## Supplied material:
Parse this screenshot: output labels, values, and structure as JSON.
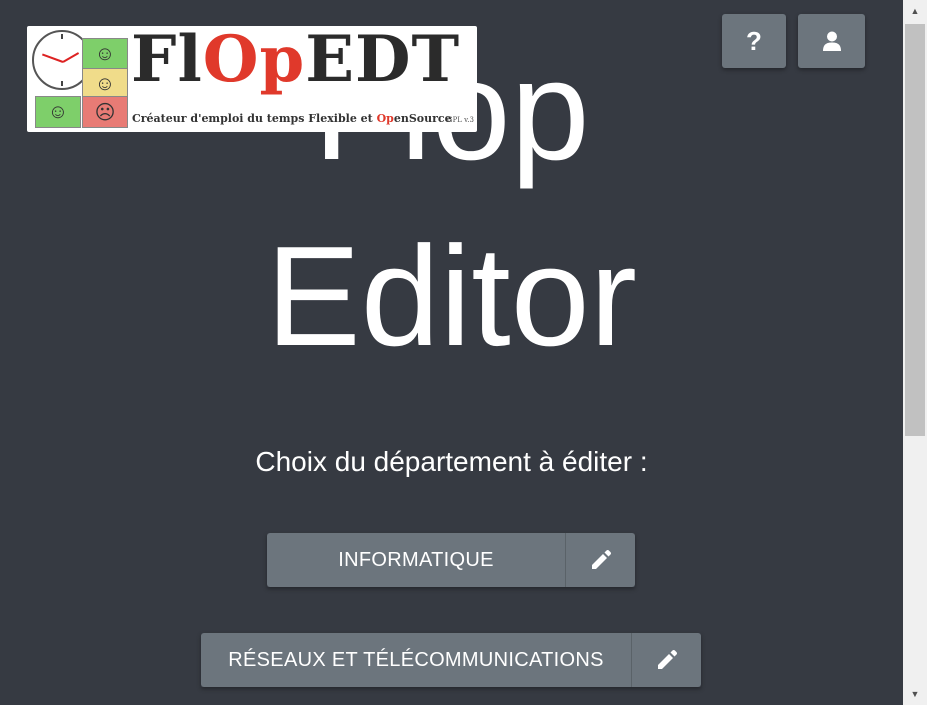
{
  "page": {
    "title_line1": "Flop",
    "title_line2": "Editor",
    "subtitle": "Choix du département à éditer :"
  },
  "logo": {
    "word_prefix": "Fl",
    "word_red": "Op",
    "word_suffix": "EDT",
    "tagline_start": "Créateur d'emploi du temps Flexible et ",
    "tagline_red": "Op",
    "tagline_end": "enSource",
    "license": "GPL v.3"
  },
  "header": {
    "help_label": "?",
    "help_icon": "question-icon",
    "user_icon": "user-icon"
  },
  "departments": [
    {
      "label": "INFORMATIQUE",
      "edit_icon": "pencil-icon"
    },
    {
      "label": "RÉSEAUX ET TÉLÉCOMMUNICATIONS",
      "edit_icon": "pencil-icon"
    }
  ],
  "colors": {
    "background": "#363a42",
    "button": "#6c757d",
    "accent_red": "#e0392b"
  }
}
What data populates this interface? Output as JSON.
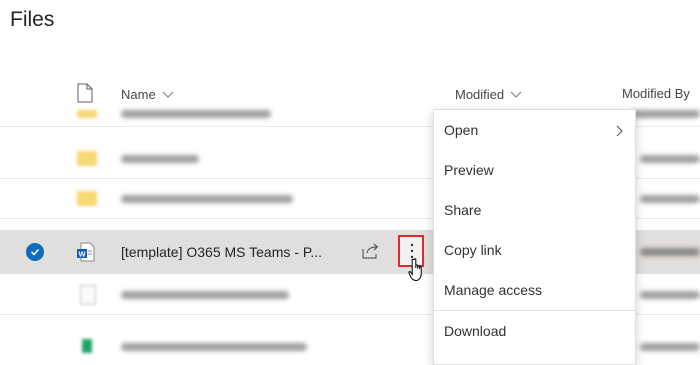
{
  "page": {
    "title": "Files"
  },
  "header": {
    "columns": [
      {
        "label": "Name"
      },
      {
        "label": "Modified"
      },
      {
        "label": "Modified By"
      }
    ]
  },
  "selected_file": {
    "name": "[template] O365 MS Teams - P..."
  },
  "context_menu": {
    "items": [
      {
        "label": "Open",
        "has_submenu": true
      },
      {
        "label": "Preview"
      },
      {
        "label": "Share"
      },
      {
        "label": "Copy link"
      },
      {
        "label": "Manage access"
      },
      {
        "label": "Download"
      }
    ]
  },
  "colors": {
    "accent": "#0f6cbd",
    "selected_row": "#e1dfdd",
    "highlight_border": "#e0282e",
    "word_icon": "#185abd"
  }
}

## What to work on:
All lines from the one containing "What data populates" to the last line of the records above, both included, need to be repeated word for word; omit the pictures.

## Response below:
What data populates this interface? Output as JSON.
{
  "page": {
    "title": "Files"
  },
  "header": {
    "columns": [
      {
        "label": "Name"
      },
      {
        "label": "Modified"
      },
      {
        "label": "Modified By"
      }
    ]
  },
  "selected_file": {
    "name": "[template] O365 MS Teams - P..."
  },
  "context_menu": {
    "items": [
      {
        "label": "Open",
        "has_submenu": true
      },
      {
        "label": "Preview"
      },
      {
        "label": "Share"
      },
      {
        "label": "Copy link"
      },
      {
        "label": "Manage access"
      },
      {
        "label": "Download"
      }
    ]
  },
  "colors": {
    "accent": "#0f6cbd",
    "selected_row": "#e1dfdd",
    "highlight_border": "#e0282e",
    "word_icon": "#185abd"
  }
}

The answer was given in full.